Since the early 90s, McNichols has earned dozens of IMDb credits in camera and electrical and special effects, as well as single listings for art department and actor. He is also, in Matthys’ own words, “tremendous” at his job.
The instruction will take place at Chicago production venues like Sun Belt Rentals and Cinespace Chicago Film Studios. Covering the use of aerial lifts and forklifts, among other things, it will complement the in-house training at Local 476’s complex on Northwest Highway, where McNichols educates members in trades like lighting, grip, and rigging in a facility that was custom-built specifically for the purpose.
By adding courses for earth-moving equipment, Local 476 enhances a service that it has been providing on-set and behind-the-scenes for years.
“Bobcats and big machines have become a part of our Greens Department,” says Matthys. “They do landscaping and a lot of other tasks for films and shows.”
The Greens Department
The Local 476 Greens Foreman is Debra Toppel.
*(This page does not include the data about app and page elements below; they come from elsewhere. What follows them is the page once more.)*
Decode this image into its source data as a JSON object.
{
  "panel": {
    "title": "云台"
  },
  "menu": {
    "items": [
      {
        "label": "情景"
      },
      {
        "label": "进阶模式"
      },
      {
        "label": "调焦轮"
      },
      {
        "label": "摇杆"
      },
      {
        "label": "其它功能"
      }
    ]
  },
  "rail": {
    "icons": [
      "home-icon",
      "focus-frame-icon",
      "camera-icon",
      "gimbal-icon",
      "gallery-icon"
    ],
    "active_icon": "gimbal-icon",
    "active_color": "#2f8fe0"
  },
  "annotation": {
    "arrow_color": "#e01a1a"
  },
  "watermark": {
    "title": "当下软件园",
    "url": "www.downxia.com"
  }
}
An experienced floral designer with a Film degree from Northern Illinois, she is responsible for bringing life — or at least “the appearance of life” — to everything from “outdoor gardens to inner city sets.”
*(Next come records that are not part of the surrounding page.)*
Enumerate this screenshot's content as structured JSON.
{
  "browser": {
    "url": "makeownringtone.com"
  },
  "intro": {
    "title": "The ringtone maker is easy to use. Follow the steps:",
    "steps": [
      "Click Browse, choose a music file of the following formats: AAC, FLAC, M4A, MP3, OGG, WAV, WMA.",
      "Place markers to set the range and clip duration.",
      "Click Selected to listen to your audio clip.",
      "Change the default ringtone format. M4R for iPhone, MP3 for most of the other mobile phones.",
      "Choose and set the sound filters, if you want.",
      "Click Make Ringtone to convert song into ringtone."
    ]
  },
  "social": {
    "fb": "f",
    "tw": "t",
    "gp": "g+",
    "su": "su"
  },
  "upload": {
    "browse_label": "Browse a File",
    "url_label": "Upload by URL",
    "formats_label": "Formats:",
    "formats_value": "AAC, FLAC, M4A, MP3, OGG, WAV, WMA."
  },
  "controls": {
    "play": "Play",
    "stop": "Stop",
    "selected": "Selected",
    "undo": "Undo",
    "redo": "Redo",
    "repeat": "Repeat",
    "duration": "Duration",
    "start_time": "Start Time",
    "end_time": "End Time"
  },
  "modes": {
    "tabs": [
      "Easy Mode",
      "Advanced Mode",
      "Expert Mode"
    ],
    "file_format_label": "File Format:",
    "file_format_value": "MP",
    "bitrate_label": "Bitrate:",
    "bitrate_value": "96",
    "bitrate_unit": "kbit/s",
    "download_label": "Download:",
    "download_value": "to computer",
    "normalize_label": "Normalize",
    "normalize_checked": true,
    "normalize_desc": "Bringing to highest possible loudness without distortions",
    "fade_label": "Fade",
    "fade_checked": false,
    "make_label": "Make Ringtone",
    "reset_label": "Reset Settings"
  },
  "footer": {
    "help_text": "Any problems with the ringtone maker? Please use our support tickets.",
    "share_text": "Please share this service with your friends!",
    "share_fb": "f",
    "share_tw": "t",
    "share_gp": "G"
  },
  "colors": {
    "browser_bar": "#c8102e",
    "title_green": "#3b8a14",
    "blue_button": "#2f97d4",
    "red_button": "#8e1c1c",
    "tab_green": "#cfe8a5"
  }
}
Toppel’s achievements include the early scene in Jupiter Ascending where large swarms of bees fly through an indoor stage that she helped complete with thousands of artificial flowers.
Whether her department is recreating life indoors or fashioning it on location, the responsibilities are usually pretty heavy.
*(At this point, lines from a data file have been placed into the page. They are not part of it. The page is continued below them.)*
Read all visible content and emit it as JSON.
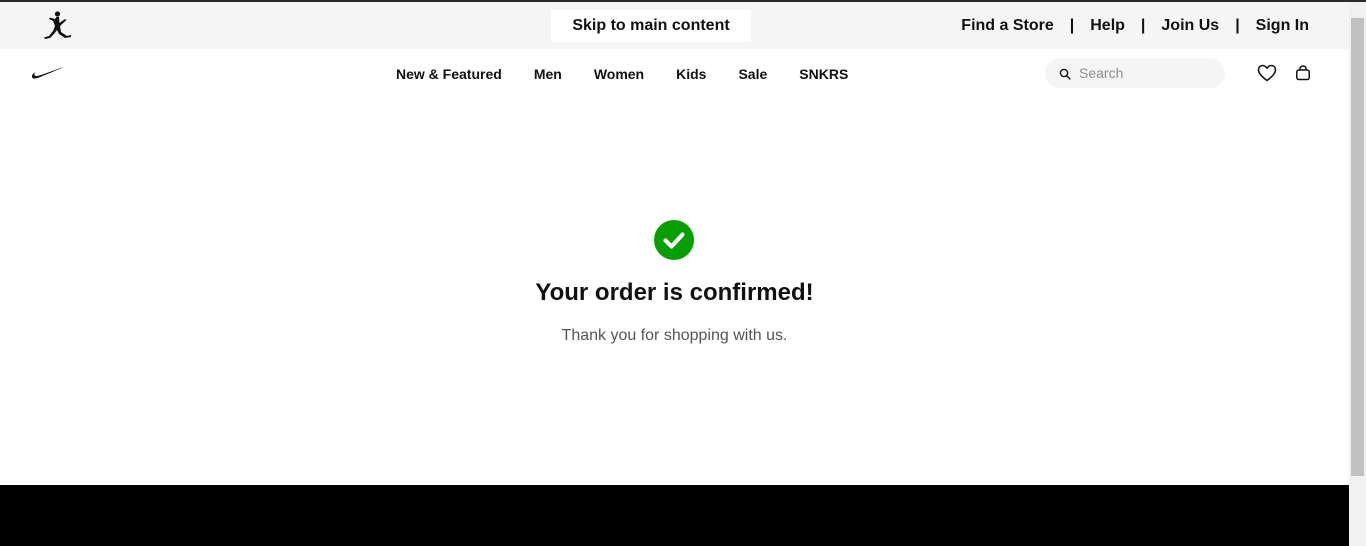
{
  "utility": {
    "skip_label": "Skip to main content",
    "links": [
      "Find a Store",
      "Help",
      "Join Us",
      "Sign In"
    ],
    "separator": "|"
  },
  "nav": {
    "links": [
      "New & Featured",
      "Men",
      "Women",
      "Kids",
      "Sale",
      "SNKRS"
    ],
    "search_placeholder": "Search"
  },
  "confirmation": {
    "title": "Your order is confirmed!",
    "subtitle": "Thank you for shopping with us.",
    "accent_color": "#05a000"
  },
  "icons": {
    "brand_jordan": "jumpman-logo-icon",
    "brand_nike": "swoosh-logo-icon",
    "search": "search-icon",
    "favorites": "heart-icon",
    "bag": "bag-icon",
    "success": "checkmark-circle-icon"
  }
}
“We use Bobcats and forklifts and Condor Cherry Pickers all the time,” she says. “Just the other day, we recreated a huge hillside with a big pitch and gigantic bushes on an indoor stage for Chicago Fire.”
Since the root balls of an average tree can weigh several hundred pounds and gravel can get into the thousands, the objects are transported with earth-moving equipment whenever possible. “You have to work fast, you have to work smart, and time is money,” says Toppel.
And when everything’s in place, the leaves might need to be changed “to look seasonal for spring, summer, and fall,” she continues.
Along with her industry expertise, Toppel wields an incredibly upbeat personality and a superior degree of compassion for her crew.
“I take a lot of pride in my guys,” she says. “When productions come in from LA, they are so impressed with our work ethic and what we do. I protect my people and my union to make sure that Chicago remains a vital film center.”
Also read, Local 476 elections reflect unprecedented growth.
Customized OSHA 10 Training
Members who work in the Local 476 Greens Department handle just a few of the more than thirty job categories represented by the union. But on the first day of training, they begin with a class that has little to do with bulldozers or rototillers.
Or so it seems.
“We’ve instituted mandatory OSHA 10 training for every member at their orientation,” says Matthys. “So when they come into the local, they’re already apprentices.”
OSHA 10 is a ten-hour program created by the Occupational Safety and Health Administration, an organization that represents the name behind the acronym. The program was originally designed to help employees recognize and avoid safety hazards in the construction industry. But at Local 476, it has been customized for maximum effectiveness.
“Don McNichols has put together an OSHA 10 class that is created around the entertainment industry,” says Matthys. “Safety is number one.”
Besides the OSHA 10 material, Local 476 offers an extensive degree of industry-specific courses. The union keeps members up to speed with changing technology and occasionally partners with trade schools and universities to help students prepare for film careers.
According to Bradley Matthys, Local 476’s emphasis on training helps the Chicago film community maintain an incomparable level of service.
“I’ve been told so many times that we have some of the finest crews anywhere, period,” he says. “Not only are they highly skilled, but they’ve also got an incredible work ethic that never goes unnoticed. As we move forward, training and refresher courses and new opportunities are going to continue to be part of our main focus.”
Send your equipment updates to Reel Chicago Editor Dan Patton, email@example.com.